He developed the character of Mr. Bean over a period of around 15 years. “I always pictured him as a nine-year-old boy. Basically they are anarchists, ”said the actor in the documentary“ The Life of Rowan Atkinson ”, explaining his globally popular and ridiculed character. “And that's what Mr. Bean is. He's an anarchist. He follows the rules as long as they suit him. "

As an electrical engineering student at Oxford, Rowan Atkinson was asked in the mid-1970s to do a sketch for a comedy program at the prestigious Oxford Playhouse. He had 48 hours to think of five funny minutes. "I just stood in front of the mirror and started playing around with my face," Atkinson recalled in the documentary. "And this strange, surreal, silent figure developed."

During his studies he also met the author Richard Curtis, who would later become known for romantic comedies such as "Four Weddings and a Death" or "Actually ... Love", in which Atkinson also had short appearances. The strange couple complemented each other perfectly: Atkinson was very silent, Curtis very talkative. Since then they have been working together again and again.

Rise with "Blackadder"

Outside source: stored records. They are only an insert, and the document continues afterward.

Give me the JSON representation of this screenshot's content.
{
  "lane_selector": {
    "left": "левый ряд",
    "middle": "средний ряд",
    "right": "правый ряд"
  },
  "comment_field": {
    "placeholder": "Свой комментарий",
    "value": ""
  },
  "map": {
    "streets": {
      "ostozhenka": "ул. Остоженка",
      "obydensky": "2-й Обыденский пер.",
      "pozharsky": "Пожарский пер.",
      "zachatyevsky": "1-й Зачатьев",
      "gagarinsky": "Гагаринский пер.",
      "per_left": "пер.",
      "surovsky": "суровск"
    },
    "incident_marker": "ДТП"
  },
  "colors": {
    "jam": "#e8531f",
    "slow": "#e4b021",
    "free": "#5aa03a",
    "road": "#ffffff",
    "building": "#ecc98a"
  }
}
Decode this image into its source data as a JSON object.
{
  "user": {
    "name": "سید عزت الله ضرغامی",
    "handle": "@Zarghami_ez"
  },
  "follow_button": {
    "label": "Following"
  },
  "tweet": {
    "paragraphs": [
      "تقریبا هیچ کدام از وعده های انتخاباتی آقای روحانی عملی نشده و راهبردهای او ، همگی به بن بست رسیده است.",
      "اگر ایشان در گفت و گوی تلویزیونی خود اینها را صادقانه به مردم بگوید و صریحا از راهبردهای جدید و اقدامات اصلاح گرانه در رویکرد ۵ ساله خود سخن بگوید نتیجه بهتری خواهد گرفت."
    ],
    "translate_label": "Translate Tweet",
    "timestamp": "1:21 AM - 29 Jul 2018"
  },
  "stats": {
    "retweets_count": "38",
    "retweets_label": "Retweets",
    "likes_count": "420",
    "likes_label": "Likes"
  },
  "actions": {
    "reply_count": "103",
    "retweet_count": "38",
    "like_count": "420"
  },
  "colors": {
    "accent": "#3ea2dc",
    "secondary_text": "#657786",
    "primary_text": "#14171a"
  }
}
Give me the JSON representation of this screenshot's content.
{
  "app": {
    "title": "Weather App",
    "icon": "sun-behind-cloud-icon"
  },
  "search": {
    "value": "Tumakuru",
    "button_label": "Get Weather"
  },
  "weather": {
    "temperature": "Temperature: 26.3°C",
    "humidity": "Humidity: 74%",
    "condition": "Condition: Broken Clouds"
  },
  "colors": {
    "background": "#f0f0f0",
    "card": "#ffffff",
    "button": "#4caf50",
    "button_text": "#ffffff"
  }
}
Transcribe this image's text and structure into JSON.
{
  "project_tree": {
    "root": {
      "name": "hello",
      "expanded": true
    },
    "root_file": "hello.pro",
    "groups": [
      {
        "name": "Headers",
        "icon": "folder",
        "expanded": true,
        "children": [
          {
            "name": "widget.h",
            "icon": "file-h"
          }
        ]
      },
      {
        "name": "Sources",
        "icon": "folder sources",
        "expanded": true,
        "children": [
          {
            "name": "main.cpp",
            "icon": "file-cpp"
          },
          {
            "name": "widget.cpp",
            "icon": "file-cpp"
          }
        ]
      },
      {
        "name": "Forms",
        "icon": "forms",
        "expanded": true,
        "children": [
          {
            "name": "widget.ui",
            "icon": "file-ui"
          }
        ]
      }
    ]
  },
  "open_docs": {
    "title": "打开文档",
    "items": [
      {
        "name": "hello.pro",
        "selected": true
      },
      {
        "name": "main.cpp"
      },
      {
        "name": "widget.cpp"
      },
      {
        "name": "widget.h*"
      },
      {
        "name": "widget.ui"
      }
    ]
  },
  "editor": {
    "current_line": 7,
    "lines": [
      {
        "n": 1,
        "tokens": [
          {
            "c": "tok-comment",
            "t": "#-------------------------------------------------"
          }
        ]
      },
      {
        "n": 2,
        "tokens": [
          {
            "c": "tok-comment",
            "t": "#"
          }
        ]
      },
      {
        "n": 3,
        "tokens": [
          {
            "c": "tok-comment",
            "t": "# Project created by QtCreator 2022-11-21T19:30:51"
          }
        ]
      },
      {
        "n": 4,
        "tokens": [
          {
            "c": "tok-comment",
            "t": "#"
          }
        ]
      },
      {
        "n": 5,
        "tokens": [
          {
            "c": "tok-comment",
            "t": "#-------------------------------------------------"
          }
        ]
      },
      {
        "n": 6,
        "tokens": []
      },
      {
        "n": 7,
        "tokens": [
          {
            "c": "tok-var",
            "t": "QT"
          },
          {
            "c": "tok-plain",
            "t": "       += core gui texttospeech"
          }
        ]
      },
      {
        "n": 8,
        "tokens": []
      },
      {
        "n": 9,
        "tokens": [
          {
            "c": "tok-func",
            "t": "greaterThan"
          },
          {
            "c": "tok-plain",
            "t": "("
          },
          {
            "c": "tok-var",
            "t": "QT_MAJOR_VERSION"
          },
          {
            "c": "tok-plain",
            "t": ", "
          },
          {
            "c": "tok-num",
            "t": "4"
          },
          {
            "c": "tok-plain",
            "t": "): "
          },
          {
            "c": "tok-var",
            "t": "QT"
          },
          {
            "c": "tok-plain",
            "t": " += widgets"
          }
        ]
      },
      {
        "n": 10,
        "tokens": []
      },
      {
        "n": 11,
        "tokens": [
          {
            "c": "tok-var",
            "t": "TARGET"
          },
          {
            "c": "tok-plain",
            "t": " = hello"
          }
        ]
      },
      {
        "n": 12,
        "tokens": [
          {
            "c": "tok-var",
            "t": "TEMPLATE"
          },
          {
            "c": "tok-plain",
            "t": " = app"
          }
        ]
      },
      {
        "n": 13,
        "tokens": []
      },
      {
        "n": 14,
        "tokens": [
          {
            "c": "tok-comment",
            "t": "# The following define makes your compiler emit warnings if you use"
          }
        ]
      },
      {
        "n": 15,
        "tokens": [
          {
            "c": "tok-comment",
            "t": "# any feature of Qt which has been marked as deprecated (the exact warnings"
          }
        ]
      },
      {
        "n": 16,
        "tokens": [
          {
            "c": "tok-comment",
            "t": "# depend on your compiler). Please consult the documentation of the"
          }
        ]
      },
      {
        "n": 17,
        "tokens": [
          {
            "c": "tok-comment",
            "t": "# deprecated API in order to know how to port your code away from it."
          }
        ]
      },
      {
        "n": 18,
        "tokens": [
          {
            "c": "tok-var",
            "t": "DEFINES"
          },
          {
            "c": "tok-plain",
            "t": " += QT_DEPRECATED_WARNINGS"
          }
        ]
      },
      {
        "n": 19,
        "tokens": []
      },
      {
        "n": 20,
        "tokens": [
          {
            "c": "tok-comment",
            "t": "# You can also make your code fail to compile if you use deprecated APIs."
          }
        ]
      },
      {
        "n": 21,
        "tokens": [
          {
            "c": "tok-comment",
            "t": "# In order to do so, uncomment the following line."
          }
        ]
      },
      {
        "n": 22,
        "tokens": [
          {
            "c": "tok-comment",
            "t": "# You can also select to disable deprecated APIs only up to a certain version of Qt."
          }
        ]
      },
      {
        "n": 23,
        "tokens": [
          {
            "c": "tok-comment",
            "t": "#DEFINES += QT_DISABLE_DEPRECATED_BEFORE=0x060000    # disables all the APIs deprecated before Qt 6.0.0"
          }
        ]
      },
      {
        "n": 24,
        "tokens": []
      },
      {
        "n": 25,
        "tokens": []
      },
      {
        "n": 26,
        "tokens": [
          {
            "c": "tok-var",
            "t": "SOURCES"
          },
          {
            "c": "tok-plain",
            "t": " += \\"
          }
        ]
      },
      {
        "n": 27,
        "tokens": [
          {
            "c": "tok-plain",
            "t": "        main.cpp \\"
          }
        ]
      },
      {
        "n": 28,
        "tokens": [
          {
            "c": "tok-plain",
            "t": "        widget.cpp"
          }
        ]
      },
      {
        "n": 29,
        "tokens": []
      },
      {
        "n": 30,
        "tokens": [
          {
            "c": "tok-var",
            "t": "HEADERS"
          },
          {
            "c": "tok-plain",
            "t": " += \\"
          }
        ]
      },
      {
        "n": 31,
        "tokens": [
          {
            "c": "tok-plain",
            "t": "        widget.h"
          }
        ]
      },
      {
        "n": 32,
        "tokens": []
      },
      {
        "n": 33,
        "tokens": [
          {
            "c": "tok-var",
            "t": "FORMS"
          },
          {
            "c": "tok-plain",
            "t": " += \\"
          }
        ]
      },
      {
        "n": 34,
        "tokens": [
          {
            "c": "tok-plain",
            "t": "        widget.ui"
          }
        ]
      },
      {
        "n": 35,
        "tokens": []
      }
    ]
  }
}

First they wrote the title role for Atkinson in the bizarre, medieval sitcom "Blackadder", which quickly became a cult series in the Anglo-Saxon region in the 1980s. But their puns could not be translated into other languages: Blackadder's comedy consisted of satirical allusions to politicians, social conventions and popular culture, which is almost exclusively British.

At that time, Atkinson was concerned with the question: Why can't comedy also entertain an international audience? As a teenager he had seen Jacques Tati's film "Monsieur Hulot's Vacation" and laughed at the silent films by Buster Keaton and Charlie Chaplin. The brilliant idea came to him on vacation in Italy when he watched Norwegian tourists "buying posters by Duran Duran, Phil Collins and George Michael," he recalled. This resulted in Mr. Bean - purely visual comedy skits, simple, accessible and understandable for everyone.

Mr. Bean is not dead

The comedy series ran on the best slot on the UK's largest private broadcaster ITV from 1990 to 1995. Several successful feature films followed, in 1997 “Bean - The Ultimate Disaster Film” and ten years later “Mr. Bean is on vacation ”. Rowan Atkinson has now deviated from ever retiring his alter ego. The incompetent eccentric with the absurd solutions to imagined problems appears again and again: sometimes in short films for charitable purposes, sometimes as part of the opening ceremony of the Olympic Games in London and most recently in a comedy film for the Chinese market. Mr. Bean also lives on as a cartoon character on children's television. The original series was sold in over 90 countries; Over 100 airlines entertain their passengers with it.

Since 2003, Rowan Atkinson has also appeared as the clumsy agent Johnny English in the blockbuster series of the same name - a Bond parody. Most recently, “Johnny English - You Only Live Three Times” was released in 2018. In fact, Atkinson played a supporting role in the unofficial 007 classic "Never Say Never" with Sean Connery.

But the thoroughbred comedian surprised most as the reluctant Commissioner Maigret 2016/17 in the four-part series of the same name, which takes place in Paris in the 50s. For the Commissioner, the most important tool is silence. And Rowan Atkinson conveys more emotions with a look and a pull of the pipe than many actors in long monologues. (Uli Hesse, dpa)